:: Instructions for the task ::
Among the entries below, how many lines include the string "text"? Answer with only the number.

[Stored data]
__________

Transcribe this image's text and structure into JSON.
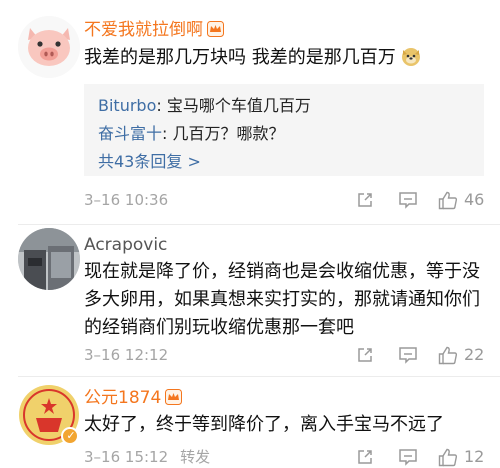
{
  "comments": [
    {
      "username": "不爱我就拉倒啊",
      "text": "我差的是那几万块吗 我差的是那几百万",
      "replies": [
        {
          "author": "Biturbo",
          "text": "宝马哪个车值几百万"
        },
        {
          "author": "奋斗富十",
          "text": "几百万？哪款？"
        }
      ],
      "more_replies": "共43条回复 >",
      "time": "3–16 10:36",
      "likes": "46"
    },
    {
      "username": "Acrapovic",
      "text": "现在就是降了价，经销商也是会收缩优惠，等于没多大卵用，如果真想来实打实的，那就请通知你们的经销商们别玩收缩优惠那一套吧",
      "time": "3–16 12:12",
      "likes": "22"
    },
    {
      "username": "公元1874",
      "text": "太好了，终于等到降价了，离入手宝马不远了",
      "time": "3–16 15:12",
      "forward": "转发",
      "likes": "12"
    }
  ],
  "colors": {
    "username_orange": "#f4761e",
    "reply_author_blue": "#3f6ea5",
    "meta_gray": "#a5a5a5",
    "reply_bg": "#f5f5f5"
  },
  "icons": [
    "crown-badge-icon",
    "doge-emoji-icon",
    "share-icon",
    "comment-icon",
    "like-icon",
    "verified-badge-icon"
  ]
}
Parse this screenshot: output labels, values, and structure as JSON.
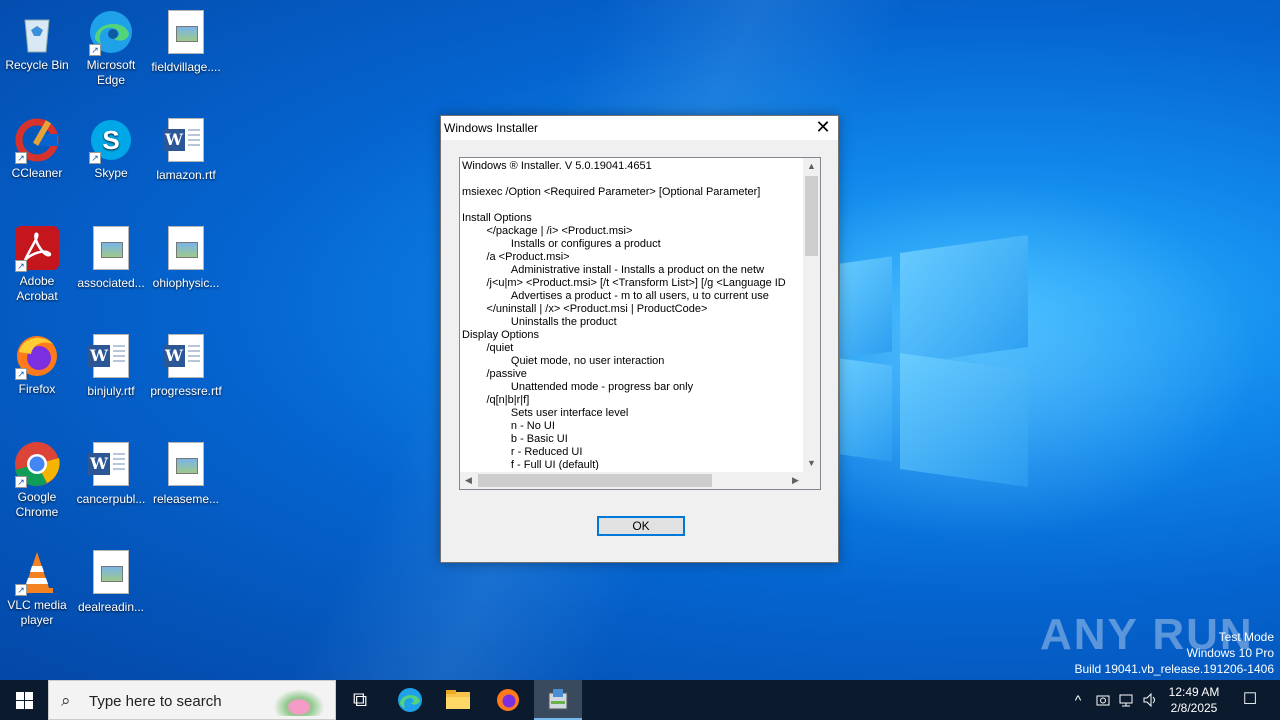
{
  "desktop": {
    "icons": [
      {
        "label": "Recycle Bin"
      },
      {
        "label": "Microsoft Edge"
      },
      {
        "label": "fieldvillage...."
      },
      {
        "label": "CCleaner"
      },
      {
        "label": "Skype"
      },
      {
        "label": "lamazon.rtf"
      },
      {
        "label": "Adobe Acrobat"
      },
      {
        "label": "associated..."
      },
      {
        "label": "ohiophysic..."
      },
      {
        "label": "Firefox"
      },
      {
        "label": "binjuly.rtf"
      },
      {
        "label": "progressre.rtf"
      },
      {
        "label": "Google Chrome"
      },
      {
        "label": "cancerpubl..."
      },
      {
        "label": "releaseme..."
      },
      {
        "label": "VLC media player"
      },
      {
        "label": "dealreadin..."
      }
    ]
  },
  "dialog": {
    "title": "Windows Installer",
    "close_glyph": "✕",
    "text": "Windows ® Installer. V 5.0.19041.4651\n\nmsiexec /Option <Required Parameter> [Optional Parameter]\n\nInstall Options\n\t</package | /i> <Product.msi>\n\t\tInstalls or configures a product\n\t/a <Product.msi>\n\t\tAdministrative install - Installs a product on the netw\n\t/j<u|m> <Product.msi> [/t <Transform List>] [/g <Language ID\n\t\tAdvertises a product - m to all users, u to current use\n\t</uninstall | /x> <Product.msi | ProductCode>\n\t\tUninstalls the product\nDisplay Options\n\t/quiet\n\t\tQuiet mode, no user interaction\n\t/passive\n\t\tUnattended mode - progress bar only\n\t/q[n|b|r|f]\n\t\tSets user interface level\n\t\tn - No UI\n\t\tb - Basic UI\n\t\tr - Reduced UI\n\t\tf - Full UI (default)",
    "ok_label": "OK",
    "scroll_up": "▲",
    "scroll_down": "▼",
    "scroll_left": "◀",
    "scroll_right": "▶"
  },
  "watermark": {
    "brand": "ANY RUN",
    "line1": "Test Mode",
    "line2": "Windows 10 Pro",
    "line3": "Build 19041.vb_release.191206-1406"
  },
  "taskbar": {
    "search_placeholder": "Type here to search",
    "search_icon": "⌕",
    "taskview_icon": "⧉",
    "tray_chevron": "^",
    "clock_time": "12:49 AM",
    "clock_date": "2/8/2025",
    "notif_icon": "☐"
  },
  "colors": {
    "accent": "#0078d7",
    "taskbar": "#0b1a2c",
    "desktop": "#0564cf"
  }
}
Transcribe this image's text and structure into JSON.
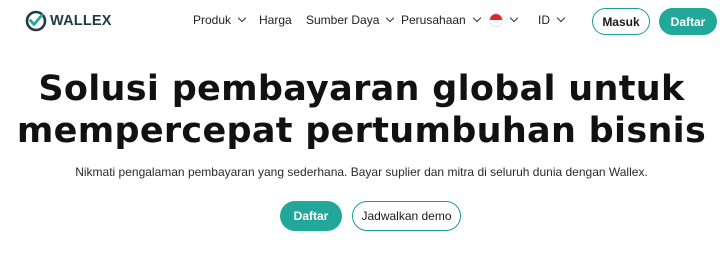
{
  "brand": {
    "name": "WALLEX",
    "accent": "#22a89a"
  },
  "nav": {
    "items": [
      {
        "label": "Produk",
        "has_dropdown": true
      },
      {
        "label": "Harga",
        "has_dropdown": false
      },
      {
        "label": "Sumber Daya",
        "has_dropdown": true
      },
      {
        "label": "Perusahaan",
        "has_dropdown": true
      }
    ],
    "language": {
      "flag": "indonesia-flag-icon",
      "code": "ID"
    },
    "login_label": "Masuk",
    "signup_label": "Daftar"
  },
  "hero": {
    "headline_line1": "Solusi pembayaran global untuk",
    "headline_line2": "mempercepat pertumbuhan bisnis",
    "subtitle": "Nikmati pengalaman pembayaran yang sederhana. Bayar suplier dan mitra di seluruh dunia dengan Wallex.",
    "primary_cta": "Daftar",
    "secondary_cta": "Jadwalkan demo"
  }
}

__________

:: Result of this exercise ::
8